|Chapter 2 : Alkanes|
Bonding in H2 (contd)
On the previous page we saw how two waves can interact in-phase and out-of phase. Now we will look at how this relates to what happens between the 1s orbitals of the two interacting hydrogen atoms.
|The atomic orbitals
of the two hydrogen atoms, the 1s orbitals, are represented on the outsides
by two blue spheres. In the middle are the in-phase and
out-of-phase combinations for the molecule.
The in-phase combination is at lower energy than the 1s orbitals we started from and is called the bonding molecular orbital since it is responsible for the electron density between the two nuclei. This molecular orbital is symmetrical with respect to rotation about an axis on which both H nuclei lie, this is termed a "sigma" orbital i.e. σ-orbital.
combination is at higher energy than the 1s orbitals we started from.
This orbital is called the anti-bonding molecular orbital for
reasons we will talk about shortly. It too is is symmetrical with respect
to rotation about an axis on which both H nuclei lie, so it is σ-orbital,
but because it is the out-of-phase combination it is termed a "sigma-star"
orbital i.e.σ* -orbital.
Now for the electrons.... the electrons are "placed" in the molecular orbitals following the same rules as for filling orbitals in atoms (i.e. lowest energy first). This means the two 1s electrons both go into the bonding molecular orbital, this results in stabilisation of the system.
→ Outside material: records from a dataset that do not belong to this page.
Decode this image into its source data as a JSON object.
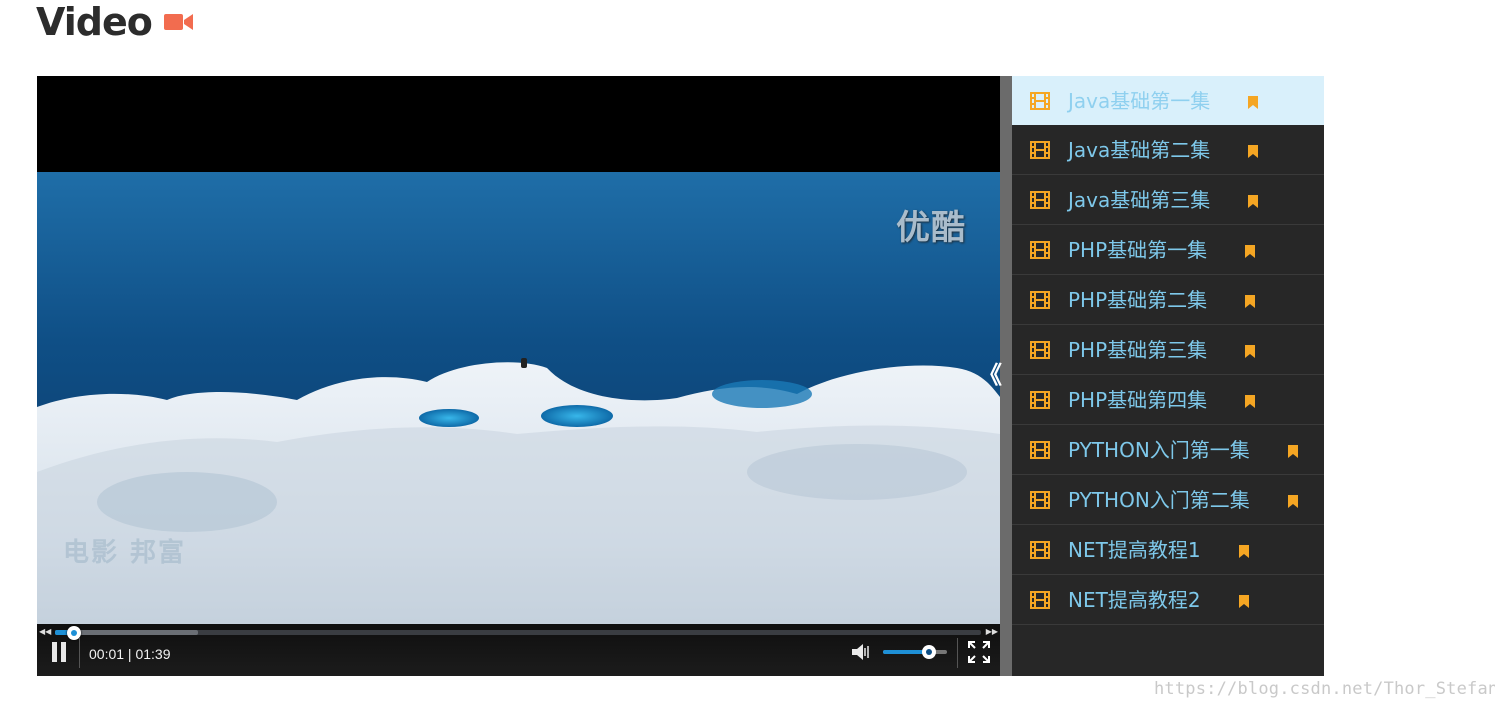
{
  "page": {
    "title": "Video",
    "title_icon": "video-camera-icon",
    "accent_color": "#f26c4f"
  },
  "player": {
    "watermark_top_right": "优酷",
    "watermark_bottom_left": "电影 邦富",
    "controls": {
      "time_display": "00:01 | 01:39",
      "progress_fraction": 0.01,
      "buffered_fraction": 0.154,
      "volume_fraction": 0.72,
      "play_state": "playing",
      "icons": [
        "pause-icon",
        "volume-icon",
        "fullscreen-icon",
        "skip-back-icon",
        "skip-forward-icon"
      ]
    },
    "seek_color": "#1e90d6"
  },
  "sidebar_toggle": "《",
  "playlist": {
    "active_index": 0,
    "items": [
      {
        "title": "Java基础第一集"
      },
      {
        "title": "Java基础第二集"
      },
      {
        "title": "Java基础第三集"
      },
      {
        "title": "PHP基础第一集"
      },
      {
        "title": "PHP基础第二集"
      },
      {
        "title": "PHP基础第三集"
      },
      {
        "title": "PHP基础第四集"
      },
      {
        "title": "PYTHON入门第一集"
      },
      {
        "title": "PYTHON入门第二集"
      },
      {
        "title": "NET提高教程1"
      },
      {
        "title": "NET提高教程2"
      }
    ],
    "icon_color": "#f5a623",
    "text_color": "#7ec8ea",
    "active_bg": "#d9f0fb"
  },
  "footer": {
    "watermark": "https://blog.csdn.net/Thor_Stefan"
  }
}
Hence, two H atoms combine to become more stable as a H2 molecule.
IMPORTANT: Only orbitals containing electrons
contribute to the stability of the molecule, so the empty σ*-orbital
has no impact here.
|© Dr. Ian Hunt, Department of Chemistry|